TASK → Give every entry again, exactly.

INPUT DATA →
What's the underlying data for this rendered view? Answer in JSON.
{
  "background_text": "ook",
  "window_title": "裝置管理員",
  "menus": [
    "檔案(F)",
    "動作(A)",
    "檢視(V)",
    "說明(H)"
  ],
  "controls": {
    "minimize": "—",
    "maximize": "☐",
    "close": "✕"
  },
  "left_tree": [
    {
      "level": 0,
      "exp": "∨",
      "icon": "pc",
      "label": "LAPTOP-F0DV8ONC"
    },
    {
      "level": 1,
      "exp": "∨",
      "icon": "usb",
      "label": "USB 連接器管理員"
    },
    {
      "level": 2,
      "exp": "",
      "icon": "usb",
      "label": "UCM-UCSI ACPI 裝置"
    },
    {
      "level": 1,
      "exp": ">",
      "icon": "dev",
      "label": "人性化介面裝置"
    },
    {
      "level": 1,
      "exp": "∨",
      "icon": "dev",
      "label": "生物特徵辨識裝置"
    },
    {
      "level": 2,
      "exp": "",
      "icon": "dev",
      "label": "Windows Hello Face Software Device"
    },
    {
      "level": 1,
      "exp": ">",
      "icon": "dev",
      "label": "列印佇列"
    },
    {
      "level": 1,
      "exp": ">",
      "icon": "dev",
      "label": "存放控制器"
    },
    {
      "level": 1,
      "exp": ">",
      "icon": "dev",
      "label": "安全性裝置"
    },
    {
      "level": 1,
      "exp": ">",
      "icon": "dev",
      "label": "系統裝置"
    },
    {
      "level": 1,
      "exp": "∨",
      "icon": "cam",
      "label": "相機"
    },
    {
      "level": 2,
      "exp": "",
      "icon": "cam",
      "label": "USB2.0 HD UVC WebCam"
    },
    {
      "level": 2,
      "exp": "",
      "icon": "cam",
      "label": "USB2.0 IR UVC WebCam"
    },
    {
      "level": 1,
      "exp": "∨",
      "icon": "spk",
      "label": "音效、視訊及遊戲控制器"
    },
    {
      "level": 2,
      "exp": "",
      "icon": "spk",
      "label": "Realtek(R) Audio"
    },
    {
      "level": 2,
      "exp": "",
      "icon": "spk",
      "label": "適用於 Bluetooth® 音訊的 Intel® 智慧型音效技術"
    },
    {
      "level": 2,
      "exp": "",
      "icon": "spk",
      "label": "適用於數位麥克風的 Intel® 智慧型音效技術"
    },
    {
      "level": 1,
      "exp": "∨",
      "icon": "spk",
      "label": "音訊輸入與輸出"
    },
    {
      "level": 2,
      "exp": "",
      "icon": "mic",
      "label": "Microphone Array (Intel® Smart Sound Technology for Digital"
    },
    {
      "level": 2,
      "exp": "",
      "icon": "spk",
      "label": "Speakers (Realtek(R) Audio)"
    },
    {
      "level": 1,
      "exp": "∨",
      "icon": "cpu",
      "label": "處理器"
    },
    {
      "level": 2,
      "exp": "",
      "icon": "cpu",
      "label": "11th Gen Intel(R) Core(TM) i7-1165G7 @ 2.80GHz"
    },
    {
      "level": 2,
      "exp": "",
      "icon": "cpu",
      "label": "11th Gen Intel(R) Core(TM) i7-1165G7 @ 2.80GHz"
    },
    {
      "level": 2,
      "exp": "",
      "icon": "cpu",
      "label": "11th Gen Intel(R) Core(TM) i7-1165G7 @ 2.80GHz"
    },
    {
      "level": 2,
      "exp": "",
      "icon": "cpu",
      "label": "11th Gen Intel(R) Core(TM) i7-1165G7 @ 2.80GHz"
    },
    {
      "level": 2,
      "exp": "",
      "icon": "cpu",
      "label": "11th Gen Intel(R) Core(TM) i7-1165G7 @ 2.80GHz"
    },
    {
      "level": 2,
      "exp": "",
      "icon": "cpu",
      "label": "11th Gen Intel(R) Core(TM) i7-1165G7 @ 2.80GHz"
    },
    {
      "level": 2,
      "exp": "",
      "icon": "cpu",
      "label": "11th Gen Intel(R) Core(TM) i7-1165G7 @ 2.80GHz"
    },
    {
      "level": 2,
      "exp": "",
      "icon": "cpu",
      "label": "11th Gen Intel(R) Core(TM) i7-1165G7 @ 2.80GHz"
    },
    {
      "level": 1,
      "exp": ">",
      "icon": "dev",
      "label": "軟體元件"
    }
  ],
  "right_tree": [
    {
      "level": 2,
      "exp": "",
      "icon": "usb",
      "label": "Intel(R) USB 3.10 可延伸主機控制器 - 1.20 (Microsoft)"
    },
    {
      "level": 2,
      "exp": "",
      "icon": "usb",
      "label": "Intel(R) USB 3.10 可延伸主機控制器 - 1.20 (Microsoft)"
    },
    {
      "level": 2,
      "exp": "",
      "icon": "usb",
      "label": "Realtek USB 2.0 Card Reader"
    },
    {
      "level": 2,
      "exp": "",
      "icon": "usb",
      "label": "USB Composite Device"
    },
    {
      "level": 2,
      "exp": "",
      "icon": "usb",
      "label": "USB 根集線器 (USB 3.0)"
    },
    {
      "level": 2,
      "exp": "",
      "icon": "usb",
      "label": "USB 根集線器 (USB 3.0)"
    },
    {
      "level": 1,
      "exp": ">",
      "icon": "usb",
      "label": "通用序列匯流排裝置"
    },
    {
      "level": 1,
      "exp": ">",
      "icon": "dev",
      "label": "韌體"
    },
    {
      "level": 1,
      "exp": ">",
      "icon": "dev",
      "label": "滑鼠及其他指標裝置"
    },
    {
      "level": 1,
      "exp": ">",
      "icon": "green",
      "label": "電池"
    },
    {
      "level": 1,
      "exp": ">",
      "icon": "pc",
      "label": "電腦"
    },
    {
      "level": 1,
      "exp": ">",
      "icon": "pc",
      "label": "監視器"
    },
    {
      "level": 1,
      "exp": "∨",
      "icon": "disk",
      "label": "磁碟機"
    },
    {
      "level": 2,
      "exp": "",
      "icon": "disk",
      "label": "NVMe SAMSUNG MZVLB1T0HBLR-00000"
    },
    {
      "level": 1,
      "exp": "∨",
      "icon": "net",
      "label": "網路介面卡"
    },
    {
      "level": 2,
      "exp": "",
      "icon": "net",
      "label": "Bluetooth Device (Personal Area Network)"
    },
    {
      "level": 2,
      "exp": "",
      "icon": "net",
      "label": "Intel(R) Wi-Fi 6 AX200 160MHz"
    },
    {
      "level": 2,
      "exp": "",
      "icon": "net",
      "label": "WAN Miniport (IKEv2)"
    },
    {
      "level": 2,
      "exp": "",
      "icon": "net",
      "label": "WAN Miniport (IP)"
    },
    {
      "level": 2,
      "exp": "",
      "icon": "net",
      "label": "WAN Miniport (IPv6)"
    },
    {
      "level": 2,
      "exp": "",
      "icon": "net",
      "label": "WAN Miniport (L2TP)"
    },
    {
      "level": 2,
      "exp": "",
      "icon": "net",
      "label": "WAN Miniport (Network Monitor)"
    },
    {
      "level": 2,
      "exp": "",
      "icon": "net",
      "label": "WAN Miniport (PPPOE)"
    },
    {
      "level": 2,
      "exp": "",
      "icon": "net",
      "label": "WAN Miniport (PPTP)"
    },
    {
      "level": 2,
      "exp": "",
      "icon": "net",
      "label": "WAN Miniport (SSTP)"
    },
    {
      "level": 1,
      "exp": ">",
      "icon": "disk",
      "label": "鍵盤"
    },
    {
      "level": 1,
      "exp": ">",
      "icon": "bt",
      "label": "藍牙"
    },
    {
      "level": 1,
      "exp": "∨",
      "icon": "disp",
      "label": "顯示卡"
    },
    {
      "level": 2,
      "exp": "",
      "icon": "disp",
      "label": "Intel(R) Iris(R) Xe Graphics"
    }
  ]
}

RESULT FOR THIS TASK →
What's the underlying data for this rendered view? Answer in JSON.
{
  "background_text": "ook",
  "window_title": "裝置管理員",
  "menus": [
    "檔案(F)",
    "動作(A)",
    "檢視(V)",
    "說明(H)"
  ],
  "controls": {
    "minimize": "—",
    "maximize": "☐",
    "close": "✕"
  },
  "left_tree": [
    {
      "level": 0,
      "exp": "∨",
      "icon": "pc",
      "label": "LAPTOP-F0DV8ONC"
    },
    {
      "level": 1,
      "exp": "∨",
      "icon": "usb",
      "label": "USB 連接器管理員"
    },
    {
      "level": 2,
      "exp": "",
      "icon": "usb",
      "label": "UCM-UCSI ACPI 裝置"
    },
    {
      "level": 1,
      "exp": ">",
      "icon": "dev",
      "label": "人性化介面裝置"
    },
    {
      "level": 1,
      "exp": "∨",
      "icon": "dev",
      "label": "生物特徵辨識裝置"
    },
    {
      "level": 2,
      "exp": "",
      "icon": "dev",
      "label": "Windows Hello Face Software Device"
    },
    {
      "level": 1,
      "exp": ">",
      "icon": "dev",
      "label": "列印佇列"
    },
    {
      "level": 1,
      "exp": ">",
      "icon": "dev",
      "label": "存放控制器"
    },
    {
      "level": 1,
      "exp": ">",
      "icon": "dev",
      "label": "安全性裝置"
    },
    {
      "level": 1,
      "exp": ">",
      "icon": "dev",
      "label": "系統裝置"
    },
    {
      "level": 1,
      "exp": "∨",
      "icon": "cam",
      "label": "相機"
    },
    {
      "level": 2,
      "exp": "",
      "icon": "cam",
      "label": "USB2.0 HD UVC WebCam"
    },
    {
      "level": 2,
      "exp": "",
      "icon": "cam",
      "label": "USB2.0 IR UVC WebCam"
    },
    {
      "level": 1,
      "exp": "∨",
      "icon": "spk",
      "label": "音效、視訊及遊戲控制器"
    },
    {
      "level": 2,
      "exp": "",
      "icon": "spk",
      "label": "Realtek(R) Audio"
    },
    {
      "level": 2,
      "exp": "",
      "icon": "spk",
      "label": "適用於 Bluetooth® 音訊的 Intel® 智慧型音效技術"
    },
    {
      "level": 2,
      "exp": "",
      "icon": "spk",
      "label": "適用於數位麥克風的 Intel® 智慧型音效技術"
    },
    {
      "level": 1,
      "exp": "∨",
      "icon": "spk",
      "label": "音訊輸入與輸出"
    },
    {
      "level": 2,
      "exp": "",
      "icon": "mic",
      "label": "Microphone Array (Intel® Smart Sound Technology for Digital"
    },
    {
      "level": 2,
      "exp": "",
      "icon": "spk",
      "label": "Speakers (Realtek(R) Audio)"
    },
    {
      "level": 1,
      "exp": "∨",
      "icon": "cpu",
      "label": "處理器"
    },
    {
      "level": 2,
      "exp": "",
      "icon": "cpu",
      "label": "11th Gen Intel(R) Core(TM) i7-1165G7 @ 2.80GHz"
    },
    {
      "level": 2,
      "exp": "",
      "icon": "cpu",
      "label": "11th Gen Intel(R) Core(TM) i7-1165G7 @ 2.80GHz"
    },
    {
      "level": 2,
      "exp": "",
      "icon": "cpu",
      "label": "11th Gen Intel(R) Core(TM) i7-1165G7 @ 2.80GHz"
    },
    {
      "level": 2,
      "exp": "",
      "icon": "cpu",
      "label": "11th Gen Intel(R) Core(TM) i7-1165G7 @ 2.80GHz"
    },
    {
      "level": 2,
      "exp": "",
      "icon": "cpu",
      "label": "11th Gen Intel(R) Core(TM) i7-1165G7 @ 2.80GHz"
    },
    {
      "level": 2,
      "exp": "",
      "icon": "cpu",
      "label": "11th Gen Intel(R) Core(TM) i7-1165G7 @ 2.80GHz"
    },
    {
      "level": 2,
      "exp": "",
      "icon": "cpu",
      "label": "11th Gen Intel(R) Core(TM) i7-1165G7 @ 2.80GHz"
    },
    {
      "level": 2,
      "exp": "",
      "icon": "cpu",
      "label": "11th Gen Intel(R) Core(TM) i7-1165G7 @ 2.80GHz"
    },
    {
      "level": 1,
      "exp": ">",
      "icon": "dev",
      "label": "軟體元件"
    }
  ],
  "right_tree": [
    {
      "level": 2,
      "exp": "",
      "icon": "usb",
      "label": "Intel(R) USB 3.10 可延伸主機控制器 - 1.20 (Microsoft)"
    },
    {
      "level": 2,
      "exp": "",
      "icon": "usb",
      "label": "Intel(R) USB 3.10 可延伸主機控制器 - 1.20 (Microsoft)"
    },
    {
      "level": 2,
      "exp": "",
      "icon": "usb",
      "label": "Realtek USB 2.0 Card Reader"
    },
    {
      "level": 2,
      "exp": "",
      "icon": "usb",
      "label": "USB Composite Device"
    },
    {
      "level": 2,
      "exp": "",
      "icon": "usb",
      "label": "USB 根集線器 (USB 3.0)"
    },
    {
      "level": 2,
      "exp": "",
      "icon": "usb",
      "label": "USB 根集線器 (USB 3.0)"
    },
    {
      "level": 1,
      "exp": ">",
      "icon": "usb",
      "label": "通用序列匯流排裝置"
    },
    {
      "level": 1,
      "exp": ">",
      "icon": "dev",
      "label": "韌體"
    },
    {
      "level": 1,
      "exp": ">",
      "icon": "dev",
      "label": "滑鼠及其他指標裝置"
    },
    {
      "level": 1,
      "exp": ">",
      "icon": "green",
      "label": "電池"
    },
    {
      "level": 1,
      "exp": ">",
      "icon": "pc",
      "label": "電腦"
    },
    {
      "level": 1,
      "exp": ">",
      "icon": "pc",
      "label": "監視器"
    },
    {
      "level": 1,
      "exp": "∨",
      "icon": "disk",
      "label": "磁碟機"
    },
    {
      "level": 2,
      "exp": "",
      "icon": "disk",
      "label": "NVMe SAMSUNG MZVLB1T0HBLR-00000"
    },
    {
      "level": 1,
      "exp": "∨",
      "icon": "net",
      "label": "網路介面卡"
    },
    {
      "level": 2,
      "exp": "",
      "icon": "net",
      "label": "Bluetooth Device (Personal Area Network)"
    },
    {
      "level": 2,
      "exp": "",
      "icon": "net",
      "label": "Intel(R) Wi-Fi 6 AX200 160MHz"
    },
    {
      "level": 2,
      "exp": "",
      "icon": "net",
      "label": "WAN Miniport (IKEv2)"
    },
    {
      "level": 2,
      "exp": "",
      "icon": "net",
      "label": "WAN Miniport (IP)"
    },
    {
      "level": 2,
      "exp": "",
      "icon": "net",
      "label": "WAN Miniport (IPv6)"
    },
    {
      "level": 2,
      "exp": "",
      "icon": "net",
      "label": "WAN Miniport (L2TP)"
    },
    {
      "level": 2,
      "exp": "",
      "icon": "net",
      "label": "WAN Miniport (Network Monitor)"
    },
    {
      "level": 2,
      "exp": "",
      "icon": "net",
      "label": "WAN Miniport (PPPOE)"
    },
    {
      "level": 2,
      "exp": "",
      "icon": "net",
      "label": "WAN Miniport (PPTP)"
    },
    {
      "level": 2,
      "exp": "",
      "icon": "net",
      "label": "WAN Miniport (SSTP)"
    },
    {
      "level": 1,
      "exp": ">",
      "icon": "disk",
      "label": "鍵盤"
    },
    {
      "level": 1,
      "exp": ">",
      "icon": "bt",
      "label": "藍牙"
    },
    {
      "level": 1,
      "exp": "∨",
      "icon": "disp",
      "label": "顯示卡"
    },
    {
      "level": 2,
      "exp": "",
      "icon": "disp",
      "label": "Intel(R) Iris(R) Xe Graphics"
    }
  ]
}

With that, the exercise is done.